By: Judy LydenI
n a perfect world, every human activity would neatly fall into rhythm with the next. In a less than perfect world, sometimes meshing one activity with the next is like jamming the proverbial wooden block into the round shaped hole. And so it is with diet and nutrition - especially with kids - these two entities become the respective mismatched pieces.
Yesterday, I asked the children what they had eaten for dinner the night before. I got the following answers, "Ice cream; beans and rice; spaghetti; pop tarts; I don't know; meat and potatoes; Kids Cuisine; carrots and broccoli," and the list goes on.

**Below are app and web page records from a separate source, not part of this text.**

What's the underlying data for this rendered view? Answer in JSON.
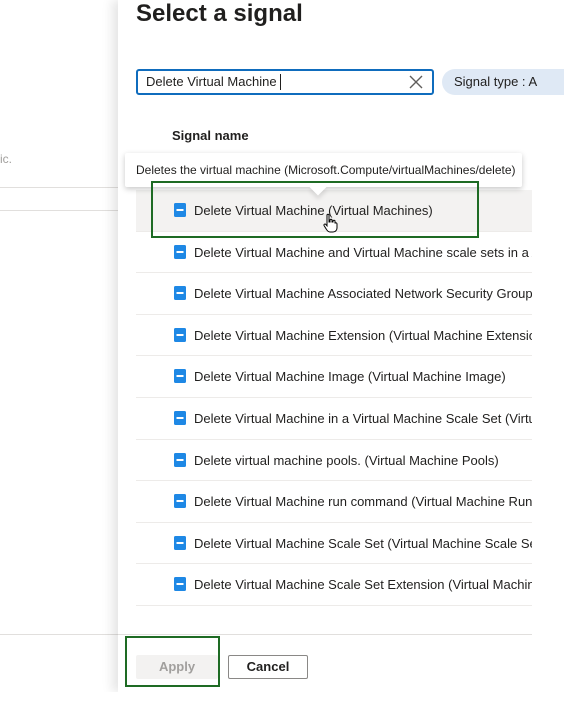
{
  "background": {
    "fragment_text": "ic."
  },
  "panel": {
    "title": "Select a signal",
    "search": {
      "value": "Delete Virtual Machine",
      "placeholder": ""
    },
    "signal_type_pill": "Signal type : A",
    "column_header": "Signal name",
    "tooltip": "Deletes the virtual machine (Microsoft.Compute/virtualMachines/delete)",
    "signals": [
      {
        "label": "Delete Virtual Machine (Virtual Machines)",
        "selected": true
      },
      {
        "label": "Delete Virtual Machine and Virtual Machine scale sets in a A",
        "selected": false
      },
      {
        "label": "Delete Virtual Machine Associated Network Security Group",
        "selected": false
      },
      {
        "label": "Delete Virtual Machine Extension (Virtual Machine Extensio",
        "selected": false
      },
      {
        "label": "Delete Virtual Machine Image (Virtual Machine Image)",
        "selected": false
      },
      {
        "label": "Delete Virtual Machine in a Virtual Machine Scale Set (Virtua",
        "selected": false
      },
      {
        "label": "Delete virtual machine pools. (Virtual Machine Pools)",
        "selected": false
      },
      {
        "label": "Delete Virtual Machine run command (Virtual Machine RunC",
        "selected": false
      },
      {
        "label": "Delete Virtual Machine Scale Set (Virtual Machine Scale Sets",
        "selected": false
      },
      {
        "label": "Delete Virtual Machine Scale Set Extension (Virtual Machine",
        "selected": false
      }
    ],
    "buttons": {
      "apply": "Apply",
      "cancel": "Cancel"
    }
  },
  "colors": {
    "accent": "#0f6cbd",
    "highlight_box": "#1e6b24",
    "icon_blue": "#1e88e5"
  },
  "icons": {
    "signal_icon": "activity-log-icon",
    "clear_icon": "close-icon",
    "cursor": "hand-pointer-icon"
  }
}
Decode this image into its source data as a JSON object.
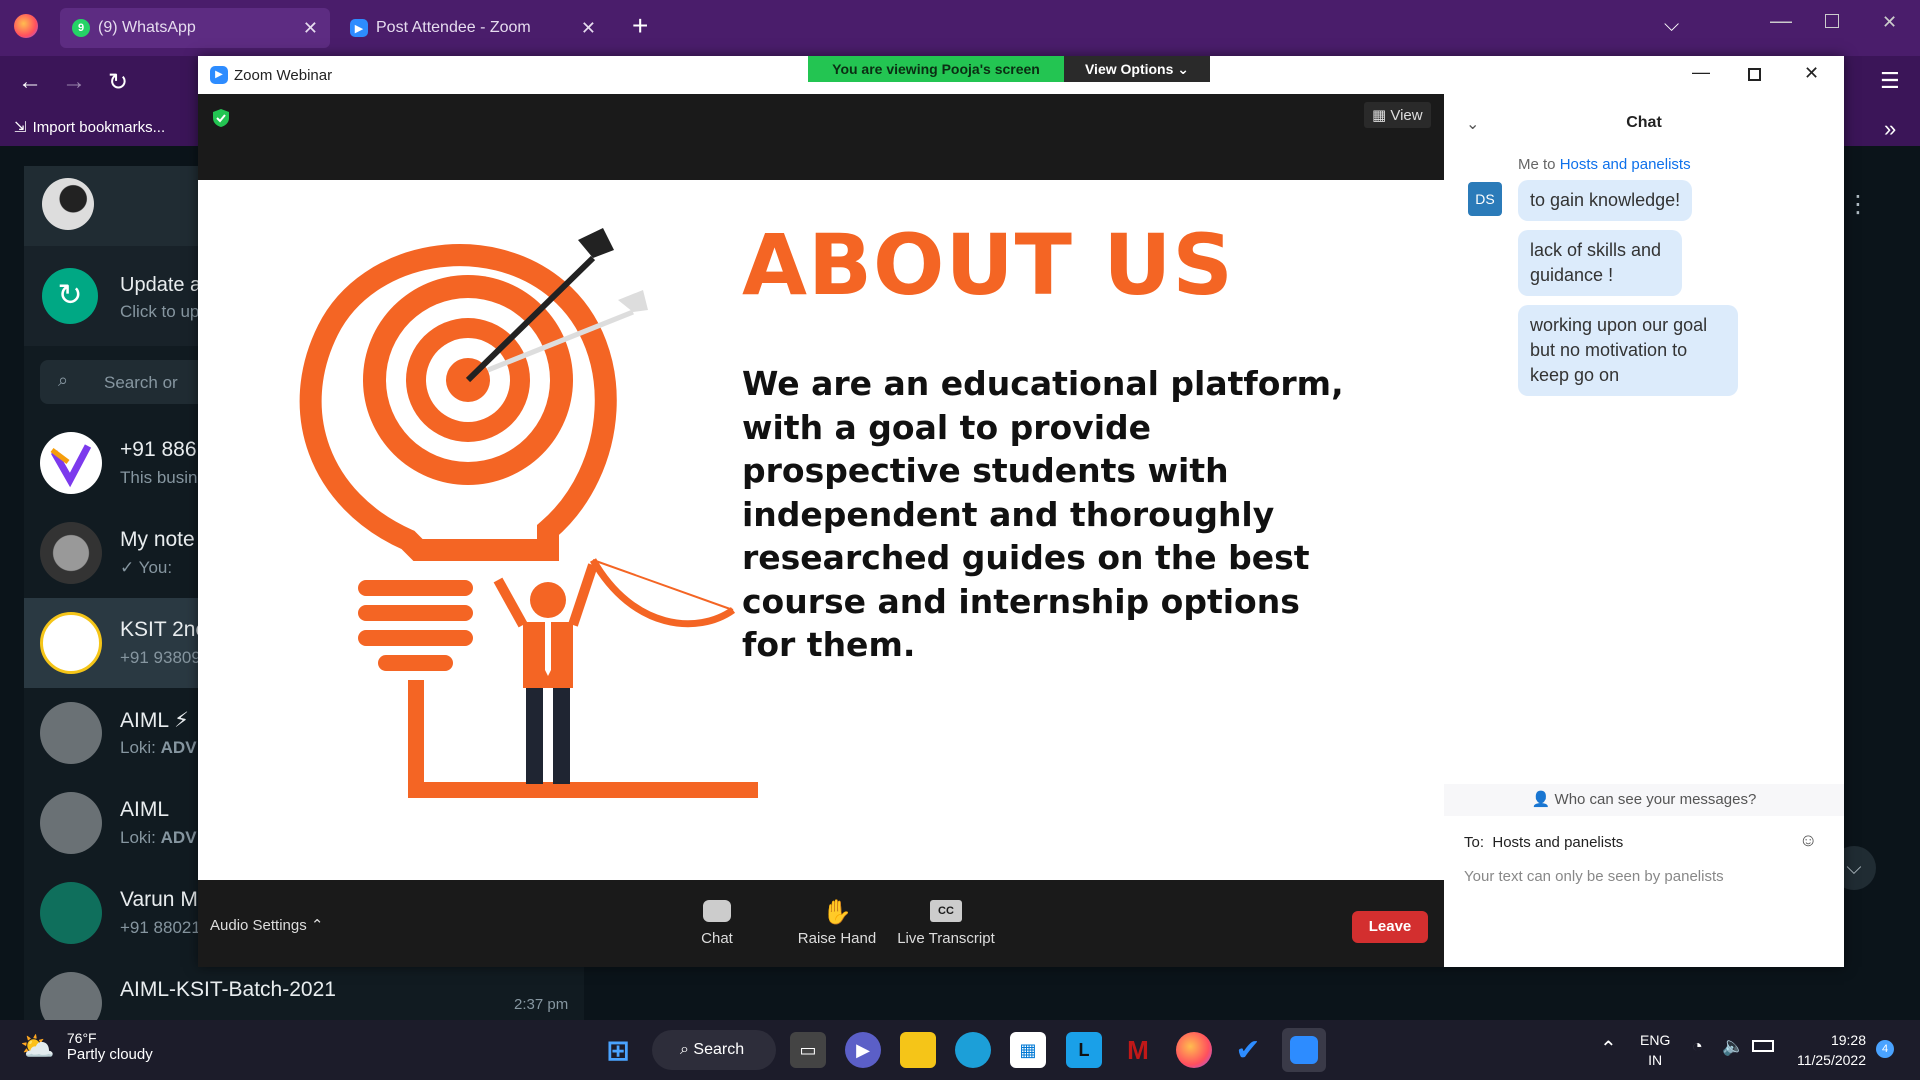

About two weeks ago, I gave a workshop at Evansville's 4C Spring Conference. I asked the ladies who listened to me talk about nutrition what they had eaten at their centers the day before, and one response was, "A boiled egg, a spoonful of kidney beans, a spoonful of green beans and half a slice of white bread."
Fifty four percent of children are in childcare outside their own homes. That means that fifty-four percent of children are eating a day's food outside their own homes. The question is, "What are they eating?"
Years ago my neighbor, a doctor, told me that the percentage of children whose arteries were clogged to the point of danger was becoming a national disgrace. "It's because of fast food," he said with a sneer. But this is what children say they want to eat, and it sure is convenient. It seems to be the only solution. So let's look at the real problems behind fast food:
Fast food presents an unhealthy amount of fat without offering the antioxidants and other food components like fiber to counter act the fat. So from the beginning the free radicals of too much fat are doing damage to the child's body.
Fast food as a steady diet creates an archetype of taste that children compare with every other food. "If it doesn't taste like fast food, I don't like it." And although fast food tastes really good, it has the palate range of school paste and sawdust. When children won't drink milk because it doesn't taste like soda, and when children won't eat baked chicken because it isn't battered and deep fried, the problem is breadth of palate which is a danger to a balanced diet.
Fast food is not cooked at home. Children should regard good eating to come from home, not the public. If children grow up thinking that the archetype of eating is "out in the world" the whole nature of home changes.
And the real story of fast food is in the fact that children don't really want the food at all; what they want is the playground lots of fast food places have.
I once took a group of children to a fast food restaurant to eat and 3 of the 30 ate. About six kids threw their lunch on the floor and claimed it had fallen. Six others cried hysterically because they were told they needed to finish half of what they had chosen to eat before they could play on the playground. The rest picked and whined and complained until the whole adventure of eating out ended with only five minutes of playground time.
More than teaching the children anything, it taught me a good lesson. Diet and nutrition ought to be harmonizing, but in a world pressed with too many things to do, they are not - even at home. Too many children's diets are the last thing on busy parents' minds, so good childcare outside the home should provide children with the missing elements that make a balanced diet sound and healthy.
Children's diet is important because it's an investment in their future much like a good education or a good speech pattern. Diet should mean nutrition and the food children eat should work towards their health not against it. Children can't always choose their food, and when they do, it's not always the best choice.
If children are in childcare outside the home, those places who advocate caring for children should do so by feeding children the way parents should and not necessarily the way they do. Parents should be conscious of what is served in care outside the home.